How to prepare for Digital Marketing interview?

Be authentic

  • This is the most important reason. Interviews are generally uncomfortable, but try to be yourself and let your true personality shine through.
  • You could have great answers to all of the interview questions, but if you’re not remembered beyond that, you’re unlikely to receive the job.
  • Often, you’ll be up against others who are applying for the same position.
  • How will you distinguish yourself from the slew of resumes and portfolios on the table? Your best bet might be authenticity.

Know the company beyond their website.

  • If you want to work in digital marketing, the company’s website isn’t the only thing you should look at before heading in for an interview. Investigate the business.
  • Examine their most recent news releases, social media outlets, clients, and leadership.
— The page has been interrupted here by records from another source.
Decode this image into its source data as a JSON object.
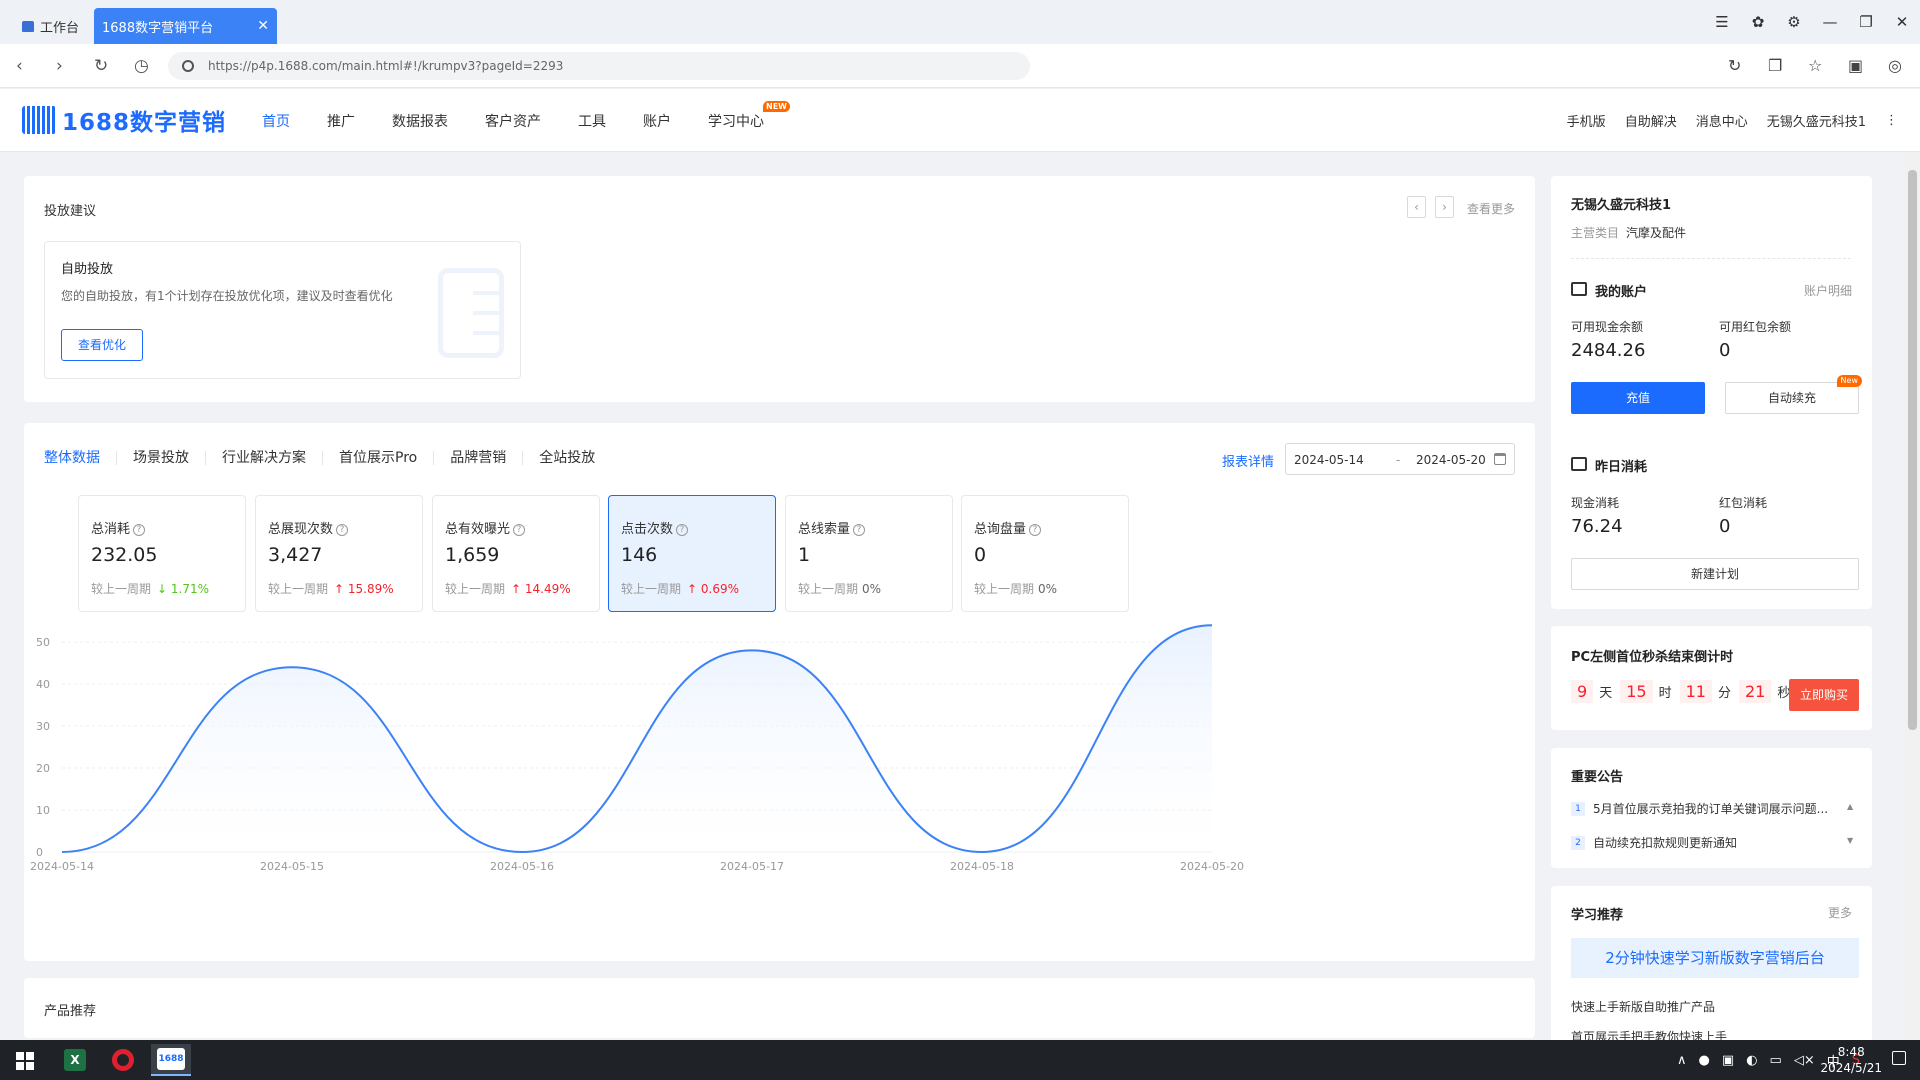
{
  "browser": {
    "tab_work": "工作台",
    "tab_active": "1688数字营销平台",
    "url": "https://p4p.1688.com/main.html#!/krumpv3?pageId=2293"
  },
  "header": {
    "logo": "1688数字营销",
    "nav": [
      "首页",
      "推广",
      "数据报表",
      "客户资产",
      "工具",
      "账户",
      "学习中心"
    ],
    "nav_badge": "NEW",
    "right": [
      "手机版",
      "自助解决",
      "消息中心",
      "无锡久盛元科技1"
    ]
  },
  "suggestion": {
    "title": "投放建议",
    "see_more": "查看更多",
    "box_title": "自助投放",
    "box_desc": "您的自助投放，有1个计划存在投放优化项，建议及时查看优化",
    "box_button": "查看优化"
  },
  "data_panel": {
    "tabs": [
      "整体数据",
      "场景投放",
      "行业解决方案",
      "首位展示Pro",
      "品牌营销",
      "全站投放"
    ],
    "report_link": "报表详情",
    "date_start": "2024-05-14",
    "date_sep": "-",
    "date_end": "2024-05-20",
    "compare_label": "较上一周期",
    "metrics": [
      {
        "label": "总消耗",
        "value": "232.05",
        "change": "↓ 1.71%",
        "trend": "down"
      },
      {
        "label": "总展现次数",
        "value": "3,427",
        "change": "↑ 15.89%",
        "trend": "up"
      },
      {
        "label": "总有效曝光",
        "value": "1,659",
        "change": "↑ 14.49%",
        "trend": "up"
      },
      {
        "label": "点击次数",
        "value": "146",
        "change": "↑ 0.69%",
        "trend": "up",
        "selected": true
      },
      {
        "label": "总线索量",
        "value": "1",
        "change": "0%",
        "trend": "flat"
      },
      {
        "label": "总询盘量",
        "value": "0",
        "change": "0%",
        "trend": "flat"
      }
    ]
  },
  "chart_data": {
    "type": "area",
    "x": [
      "2024-05-14",
      "2024-05-15",
      "2024-05-16",
      "2024-05-17",
      "2024-05-18",
      "2024-05-20"
    ],
    "x_ticks": [
      "2024-05-14",
      "2024-05-15",
      "2024-05-16",
      "2024-05-17",
      "2024-05-18",
      "2024-05-20"
    ],
    "y_ticks": [
      0,
      10,
      20,
      30,
      40,
      50
    ],
    "ylim": [
      0,
      55
    ],
    "series": [
      {
        "values": [
          0,
          44,
          0,
          48,
          0,
          54
        ]
      }
    ],
    "grid": true,
    "colors": {
      "line": "#3b82f6",
      "fill": "#e6f0ff"
    }
  },
  "product": {
    "title": "产品推荐"
  },
  "sidebar": {
    "company": "无锡久盛元科技1",
    "category_label": "主营类目",
    "category_value": "汽摩及配件",
    "account_title": "我的账户",
    "account_detail": "账户明细",
    "cash_label": "可用现金余额",
    "cash_value": "2484.26",
    "redpack_label": "可用红包余额",
    "redpack_value": "0",
    "recharge": "充值",
    "auto_recharge": "自动续充",
    "auto_badge": "New",
    "yesterday_title": "昨日消耗",
    "cash_spend_label": "现金消耗",
    "cash_spend_value": "76.24",
    "red_spend_label": "红包消耗",
    "red_spend_value": "0",
    "new_plan": "新建计划",
    "countdown_title": "PC左侧首位秒杀结束倒计时",
    "cd_days": "9",
    "cd_days_u": "天",
    "cd_hours": "15",
    "cd_hours_u": "时",
    "cd_mins": "11",
    "cd_mins_u": "分",
    "cd_secs": "21",
    "cd_secs_u": "秒",
    "buy_now": "立即购买",
    "notice_title": "重要公告",
    "notices": [
      "5月首位展示竞拍我的订单关键词展示问题...",
      "自动续充扣款规则更新通知"
    ],
    "learn_title": "学习推荐",
    "learn_more": "更多",
    "learn_banner": "2分钟快速学习新版数字营销后台",
    "learn_item1": "快速上手新版自助推广产品",
    "learn_item2": "首页展示手把手教你快速上手"
  },
  "taskbar": {
    "time": "8:48",
    "date": "2024/5/21",
    "ime": "中"
  }
}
Yes, you should be familiar with their website. (See how useful blogs can be?)
  • Knowing the ins and outs of the organization will give you more confidence in the interview, and you’ll be better prepared to show that you care about the job enough to do your homework.

Know the importance of data, but also why it matters.

  • Metrics are crucial in digital marketing, and interviewers will appreciate it if they explain what they mean. Feel free to brag about your understanding of CTR, CPA, open rate, bounce rate, and other digital marketing metrics, but consider that these figures are second nature to a digital marketer.
  • The real gold is in the relationship between these measurements and corporate goals. Anyone can recite acronyms and jargon.
  • Demonstrating that you understand how analytics might influence a company’s business decisions, on the other hand? That’s incredible.

Know your audience.

  • Do some research on the people who will be interviewing you before the interview. While you shouldn’t modify your answers entirely depending on who’s in the room (remember, be genuine), you might want to tailor your remarks slightly depending on your interviewers.
  • The VP of HR, for example, will be more concerned with your overall personality style (think Strengths Finder, DISC, Enneagram, etc.) and how you engage with coworkers.
  • In contrast, the VP of Client Service will be more concerned with using the same attributes when interacting with clients. Be genuine but also adaptable.

Ask tough questions.

  • Nothing in an interview is more informative than when the interviewee becomes the interviewer. Prepare a list of precise questions.
  • In addition, ask some random questions to the employer. Yes, it’s excellent to inquire about what each member of the interview panel enjoys about working for that organization, but what about the inverse? (In other words, what is a business opportunity that you’ve identified?) These types of questions show that you’ve done your research to make sure you’re a good fit. It also demonstrates that you are not scared to be uncomfortable.

Be grateful.

  • Employers might invest a lot of time, effort, and money in finding the ideal employee.
  • Know that they have made a conscious effort to connect with you and that they are taking time out of their day to do so. Recognize this.
  • After the interview, send a follow-up email. Spend some time writing a personalized thank you note for each person you met.
  • While a handwritten letter is excellent, a simple email may accomplish the same thing nowadays.